* [HOW TO COMPLETE THIS TASK]:
Each line of the data below containing "Collection" needs to be listed.

PROVIDED RECORDS: Begin

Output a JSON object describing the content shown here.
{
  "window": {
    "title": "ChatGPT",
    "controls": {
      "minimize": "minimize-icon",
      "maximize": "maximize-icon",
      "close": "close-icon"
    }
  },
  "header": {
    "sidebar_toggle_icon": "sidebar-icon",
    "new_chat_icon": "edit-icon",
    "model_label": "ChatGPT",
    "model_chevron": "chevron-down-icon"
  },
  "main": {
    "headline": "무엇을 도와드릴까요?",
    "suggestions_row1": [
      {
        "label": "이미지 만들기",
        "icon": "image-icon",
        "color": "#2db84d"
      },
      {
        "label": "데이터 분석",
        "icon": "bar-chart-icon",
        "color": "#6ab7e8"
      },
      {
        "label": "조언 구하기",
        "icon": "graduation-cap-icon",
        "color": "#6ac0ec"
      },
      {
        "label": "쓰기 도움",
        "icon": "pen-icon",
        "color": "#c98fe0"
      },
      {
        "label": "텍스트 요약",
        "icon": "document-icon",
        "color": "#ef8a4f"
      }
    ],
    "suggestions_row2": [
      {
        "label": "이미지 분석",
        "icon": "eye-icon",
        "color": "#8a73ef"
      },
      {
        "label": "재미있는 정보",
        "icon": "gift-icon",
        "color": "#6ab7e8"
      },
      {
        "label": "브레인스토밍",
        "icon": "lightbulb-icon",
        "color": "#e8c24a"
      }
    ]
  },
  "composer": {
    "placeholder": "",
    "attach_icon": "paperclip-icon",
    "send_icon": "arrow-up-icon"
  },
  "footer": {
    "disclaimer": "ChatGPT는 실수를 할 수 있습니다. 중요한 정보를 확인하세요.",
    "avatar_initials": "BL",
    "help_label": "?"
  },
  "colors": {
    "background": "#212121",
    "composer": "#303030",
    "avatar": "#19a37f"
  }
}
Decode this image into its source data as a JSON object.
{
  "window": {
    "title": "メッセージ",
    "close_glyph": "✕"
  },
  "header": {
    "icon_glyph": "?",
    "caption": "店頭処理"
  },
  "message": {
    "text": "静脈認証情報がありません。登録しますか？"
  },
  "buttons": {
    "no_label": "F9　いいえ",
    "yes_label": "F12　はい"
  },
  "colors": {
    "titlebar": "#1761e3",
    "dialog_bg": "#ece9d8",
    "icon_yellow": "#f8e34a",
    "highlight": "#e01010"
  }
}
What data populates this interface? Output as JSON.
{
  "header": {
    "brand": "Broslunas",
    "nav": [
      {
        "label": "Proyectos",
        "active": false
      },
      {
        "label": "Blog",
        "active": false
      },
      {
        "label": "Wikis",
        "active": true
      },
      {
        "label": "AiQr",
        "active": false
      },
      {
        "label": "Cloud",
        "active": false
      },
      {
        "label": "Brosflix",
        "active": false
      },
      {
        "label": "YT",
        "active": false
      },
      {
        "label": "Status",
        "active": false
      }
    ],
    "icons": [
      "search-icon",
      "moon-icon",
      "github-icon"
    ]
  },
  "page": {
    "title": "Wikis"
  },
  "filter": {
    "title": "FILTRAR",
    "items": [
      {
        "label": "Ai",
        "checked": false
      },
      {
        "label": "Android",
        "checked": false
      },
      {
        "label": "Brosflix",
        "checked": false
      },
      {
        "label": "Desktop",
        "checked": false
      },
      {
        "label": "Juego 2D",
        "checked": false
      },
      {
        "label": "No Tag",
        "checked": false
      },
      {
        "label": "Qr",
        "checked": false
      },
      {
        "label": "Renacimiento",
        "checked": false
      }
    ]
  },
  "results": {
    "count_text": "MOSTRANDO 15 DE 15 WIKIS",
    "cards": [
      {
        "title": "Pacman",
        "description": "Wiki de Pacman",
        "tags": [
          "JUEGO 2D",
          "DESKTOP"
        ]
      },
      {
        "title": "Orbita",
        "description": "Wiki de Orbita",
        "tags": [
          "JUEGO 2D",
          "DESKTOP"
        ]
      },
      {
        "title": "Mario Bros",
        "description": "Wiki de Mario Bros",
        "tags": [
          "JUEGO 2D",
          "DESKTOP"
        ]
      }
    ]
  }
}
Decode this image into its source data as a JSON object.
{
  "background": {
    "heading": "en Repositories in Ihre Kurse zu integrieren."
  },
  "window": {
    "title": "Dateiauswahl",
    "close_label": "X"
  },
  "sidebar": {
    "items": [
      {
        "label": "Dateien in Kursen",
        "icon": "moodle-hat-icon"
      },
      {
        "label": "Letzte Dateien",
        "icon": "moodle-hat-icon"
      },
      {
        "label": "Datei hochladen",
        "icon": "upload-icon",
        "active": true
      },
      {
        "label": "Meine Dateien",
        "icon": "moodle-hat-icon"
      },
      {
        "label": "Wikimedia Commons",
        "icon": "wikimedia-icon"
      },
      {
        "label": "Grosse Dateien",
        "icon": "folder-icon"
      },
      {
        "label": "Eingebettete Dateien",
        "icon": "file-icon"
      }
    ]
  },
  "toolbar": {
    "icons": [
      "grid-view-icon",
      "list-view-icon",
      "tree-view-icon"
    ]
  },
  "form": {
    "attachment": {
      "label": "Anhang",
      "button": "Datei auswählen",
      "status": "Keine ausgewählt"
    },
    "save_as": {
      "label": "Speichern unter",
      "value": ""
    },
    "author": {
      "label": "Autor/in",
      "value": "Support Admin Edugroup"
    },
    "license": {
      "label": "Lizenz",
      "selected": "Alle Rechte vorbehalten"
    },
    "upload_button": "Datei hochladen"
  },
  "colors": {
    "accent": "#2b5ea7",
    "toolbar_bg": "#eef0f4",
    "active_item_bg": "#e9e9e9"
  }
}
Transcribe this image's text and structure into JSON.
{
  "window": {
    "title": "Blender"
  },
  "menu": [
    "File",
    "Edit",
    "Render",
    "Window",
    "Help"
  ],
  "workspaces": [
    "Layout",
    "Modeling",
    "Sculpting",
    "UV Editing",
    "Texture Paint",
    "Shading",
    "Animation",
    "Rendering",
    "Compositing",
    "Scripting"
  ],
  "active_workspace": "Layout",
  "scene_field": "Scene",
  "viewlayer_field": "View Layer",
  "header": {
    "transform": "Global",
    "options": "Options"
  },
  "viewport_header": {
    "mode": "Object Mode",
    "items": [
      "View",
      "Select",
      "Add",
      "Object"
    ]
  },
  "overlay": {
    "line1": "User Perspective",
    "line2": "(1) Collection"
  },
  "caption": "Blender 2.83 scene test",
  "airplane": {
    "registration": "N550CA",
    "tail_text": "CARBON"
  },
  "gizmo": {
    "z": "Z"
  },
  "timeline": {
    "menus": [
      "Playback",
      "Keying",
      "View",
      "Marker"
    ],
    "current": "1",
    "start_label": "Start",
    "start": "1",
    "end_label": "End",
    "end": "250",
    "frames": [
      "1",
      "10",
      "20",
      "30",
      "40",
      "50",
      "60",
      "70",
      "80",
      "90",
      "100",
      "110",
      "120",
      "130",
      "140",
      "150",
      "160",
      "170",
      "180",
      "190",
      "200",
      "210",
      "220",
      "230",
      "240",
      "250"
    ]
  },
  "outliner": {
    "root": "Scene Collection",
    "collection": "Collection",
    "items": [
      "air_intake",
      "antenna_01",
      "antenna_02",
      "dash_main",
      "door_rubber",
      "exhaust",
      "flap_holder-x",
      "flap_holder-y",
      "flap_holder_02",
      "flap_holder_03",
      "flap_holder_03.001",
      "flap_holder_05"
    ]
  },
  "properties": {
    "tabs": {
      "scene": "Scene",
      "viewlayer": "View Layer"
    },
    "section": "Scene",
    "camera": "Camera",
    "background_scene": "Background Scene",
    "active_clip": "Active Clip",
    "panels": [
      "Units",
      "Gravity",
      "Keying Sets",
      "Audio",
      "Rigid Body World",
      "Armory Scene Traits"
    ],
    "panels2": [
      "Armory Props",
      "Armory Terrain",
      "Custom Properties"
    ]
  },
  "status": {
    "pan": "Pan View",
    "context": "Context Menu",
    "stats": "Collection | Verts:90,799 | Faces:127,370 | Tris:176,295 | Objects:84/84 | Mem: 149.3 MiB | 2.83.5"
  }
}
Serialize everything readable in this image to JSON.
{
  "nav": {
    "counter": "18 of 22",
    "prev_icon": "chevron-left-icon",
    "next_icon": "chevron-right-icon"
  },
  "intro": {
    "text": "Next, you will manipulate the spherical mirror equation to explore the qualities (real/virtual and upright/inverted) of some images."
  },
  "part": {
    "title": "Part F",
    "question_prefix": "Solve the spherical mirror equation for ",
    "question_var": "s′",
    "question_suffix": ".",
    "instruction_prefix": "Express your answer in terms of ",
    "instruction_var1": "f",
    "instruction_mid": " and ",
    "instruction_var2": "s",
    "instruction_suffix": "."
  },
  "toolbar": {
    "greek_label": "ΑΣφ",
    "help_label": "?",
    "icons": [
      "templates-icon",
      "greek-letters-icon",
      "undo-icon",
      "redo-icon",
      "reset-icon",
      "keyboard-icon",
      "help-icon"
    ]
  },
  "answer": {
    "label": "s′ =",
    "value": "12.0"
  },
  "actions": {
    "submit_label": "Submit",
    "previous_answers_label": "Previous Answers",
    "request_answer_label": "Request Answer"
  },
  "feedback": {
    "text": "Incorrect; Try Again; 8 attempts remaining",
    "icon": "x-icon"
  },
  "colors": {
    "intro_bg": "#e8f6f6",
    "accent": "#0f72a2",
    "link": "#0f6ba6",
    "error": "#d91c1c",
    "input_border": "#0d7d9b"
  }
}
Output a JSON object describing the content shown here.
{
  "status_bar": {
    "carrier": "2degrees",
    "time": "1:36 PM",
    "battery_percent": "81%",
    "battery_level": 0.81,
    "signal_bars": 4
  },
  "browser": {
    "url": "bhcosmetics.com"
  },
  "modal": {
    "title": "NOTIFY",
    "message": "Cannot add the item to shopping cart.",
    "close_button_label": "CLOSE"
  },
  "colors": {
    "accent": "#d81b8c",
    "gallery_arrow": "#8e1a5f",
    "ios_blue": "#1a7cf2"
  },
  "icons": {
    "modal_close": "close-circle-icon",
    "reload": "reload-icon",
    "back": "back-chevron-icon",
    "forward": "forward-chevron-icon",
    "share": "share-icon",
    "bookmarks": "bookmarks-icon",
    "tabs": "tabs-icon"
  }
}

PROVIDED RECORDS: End

* [THE COMPLETED TASK]:
    "line2": "(1) Collection"
    "root": "Scene Collection",
    "collection": "Collection",
    "stats": "Collection | Verts:90,799 | Faces:127,370 | Tris:176,295 | Objects:84/84 | Mem: 149.3 MiB | 2.83.5"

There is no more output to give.